It’s not about the numbers. If it was about the numbers, it would be about my ego, and one thing that Blesséd definately isn’t about is my ego.
Just under 30 people came to the Holy Week Mass last night. That was, after all, 30 people and all those who came were moved by the liturgy, engaged in the worship, were fed by his holy and life-giving sacraments. To that end, it was entirely worth it; but it took an awful long time to clear up and even now, I know with a great deal of guilt that I have left the Church resembling a bit of a bombsite.
I suppose one of the things that we must dwell on is the importance of vulnerability: if Blesséd was strong and well-attended, lauded by authorities and celebrated by peers, then it wouldn’t be what it ought to be: “a ramshakle poor little urchin” on the edge of the Church of England (a quotation from a chapter in a book published next month). Maybe it is through our weakness, our struggle for numbers, and our continued antagonism of the Church and its structures that we become more Christ-like.
[caption id=”attachment_1040″ align=”aligncenter” width=”479″ caption=”Some of the Blesséd's people after Mass, and welcoming a group from Warsash Maritime Academy”[/caption
If just one person has the opportunity to worship, then that should be sufficient. But my selfish ego, and my failings as a pastor and a priest interfere with that and at least for just a moment, the numbers do matter, before I shake off the niggling undermining of the enemy and remember what it is really all about.
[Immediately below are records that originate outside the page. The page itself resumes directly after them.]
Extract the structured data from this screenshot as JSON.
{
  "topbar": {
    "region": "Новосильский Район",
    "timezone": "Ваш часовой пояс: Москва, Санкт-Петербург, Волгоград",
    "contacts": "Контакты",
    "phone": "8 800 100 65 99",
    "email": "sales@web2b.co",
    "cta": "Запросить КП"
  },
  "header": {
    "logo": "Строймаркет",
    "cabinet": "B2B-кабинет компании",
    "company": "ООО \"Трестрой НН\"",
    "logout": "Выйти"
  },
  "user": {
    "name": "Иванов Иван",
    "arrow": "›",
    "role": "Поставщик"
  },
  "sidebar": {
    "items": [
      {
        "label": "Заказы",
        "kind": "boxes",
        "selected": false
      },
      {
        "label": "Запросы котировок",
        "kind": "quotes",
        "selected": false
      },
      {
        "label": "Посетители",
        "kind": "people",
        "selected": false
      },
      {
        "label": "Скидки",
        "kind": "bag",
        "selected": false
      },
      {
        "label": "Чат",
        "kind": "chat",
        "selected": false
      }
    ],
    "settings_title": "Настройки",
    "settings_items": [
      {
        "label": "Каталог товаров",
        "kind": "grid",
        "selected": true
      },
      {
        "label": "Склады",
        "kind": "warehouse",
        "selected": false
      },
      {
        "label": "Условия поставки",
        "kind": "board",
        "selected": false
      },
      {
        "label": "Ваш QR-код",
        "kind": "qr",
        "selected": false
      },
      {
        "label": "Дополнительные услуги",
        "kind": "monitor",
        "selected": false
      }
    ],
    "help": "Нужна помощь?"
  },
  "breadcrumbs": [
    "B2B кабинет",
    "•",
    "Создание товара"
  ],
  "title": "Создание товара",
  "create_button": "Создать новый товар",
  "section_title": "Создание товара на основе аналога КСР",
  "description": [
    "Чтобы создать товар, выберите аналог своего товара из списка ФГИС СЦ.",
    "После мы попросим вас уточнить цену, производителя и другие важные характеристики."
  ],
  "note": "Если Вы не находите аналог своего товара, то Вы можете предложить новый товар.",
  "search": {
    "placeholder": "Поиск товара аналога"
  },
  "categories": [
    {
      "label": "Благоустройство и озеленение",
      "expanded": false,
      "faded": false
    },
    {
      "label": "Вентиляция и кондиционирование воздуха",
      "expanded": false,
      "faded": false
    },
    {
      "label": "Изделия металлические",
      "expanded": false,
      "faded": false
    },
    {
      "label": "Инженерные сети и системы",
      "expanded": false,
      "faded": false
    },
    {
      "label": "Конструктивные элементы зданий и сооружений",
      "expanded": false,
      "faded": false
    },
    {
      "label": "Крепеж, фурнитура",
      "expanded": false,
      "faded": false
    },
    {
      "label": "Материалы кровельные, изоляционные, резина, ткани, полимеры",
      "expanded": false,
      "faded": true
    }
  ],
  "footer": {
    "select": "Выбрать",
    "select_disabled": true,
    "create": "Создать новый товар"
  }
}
Christ didn’t care about the numbers – some walked away from the Gospel and its ‘hard sayings’ (John 6:60-68)
60On hearing it, many of his disciples said, “This is a hard teaching. Who can accept it?”
61Aware that his disciples were grumbling about this, Jesus said to them, “Does this offend you? 62What if you see the Son of Man ascend to where he was before! 63The Spirit gives life; the flesh counts for nothing. The words I have spoken to you are spirit and they are life. 64Yet there are some of you who do not believe.” For Jesus had known from the beginning which of them did not believe and who would betray him. 65He went on to say, “This is why I told you that no one can come to me unless the Father has enabled him.”
66From this time many of his disciples turned back and no longer followed him.
67“You do not want to leave too, do you?” Jesus asked the Twelve.
68Simon Peter answered him, “Lord, to whom shall we go? You have the words of eternal life. 69We believe and know that you are the Holy One of God.”
Blesséd makes its offering to God on behalf of the whole church. If that offering is in the dark, almost unheard, quite unseen, then that is what it is called to do by God himself. Success stories are only really for those who pay for massive inserts of Alpha News inside my Church Times which are so overblown, so contrary to the humility of the Gospel, so against the subversive and radical message of the Gospel and which have replaced it with a shiny new saccharinised “I-have-success-because-God-blesses-me” rictus grin. No, it is not about the numbers, because for those of us who made holy sacrifice last night, it was about Christ; and for that we give thanks.
Comment on “Blesséd for Holy Week 2009”
A timely reminder, Fr…while (I devoutly hope) a far cry from the excesses of the CT insert, I fear I was probably enjoying a fullish church more than is healthy yesterday morning.
And as ever I wish blessed was even fractionally nearer.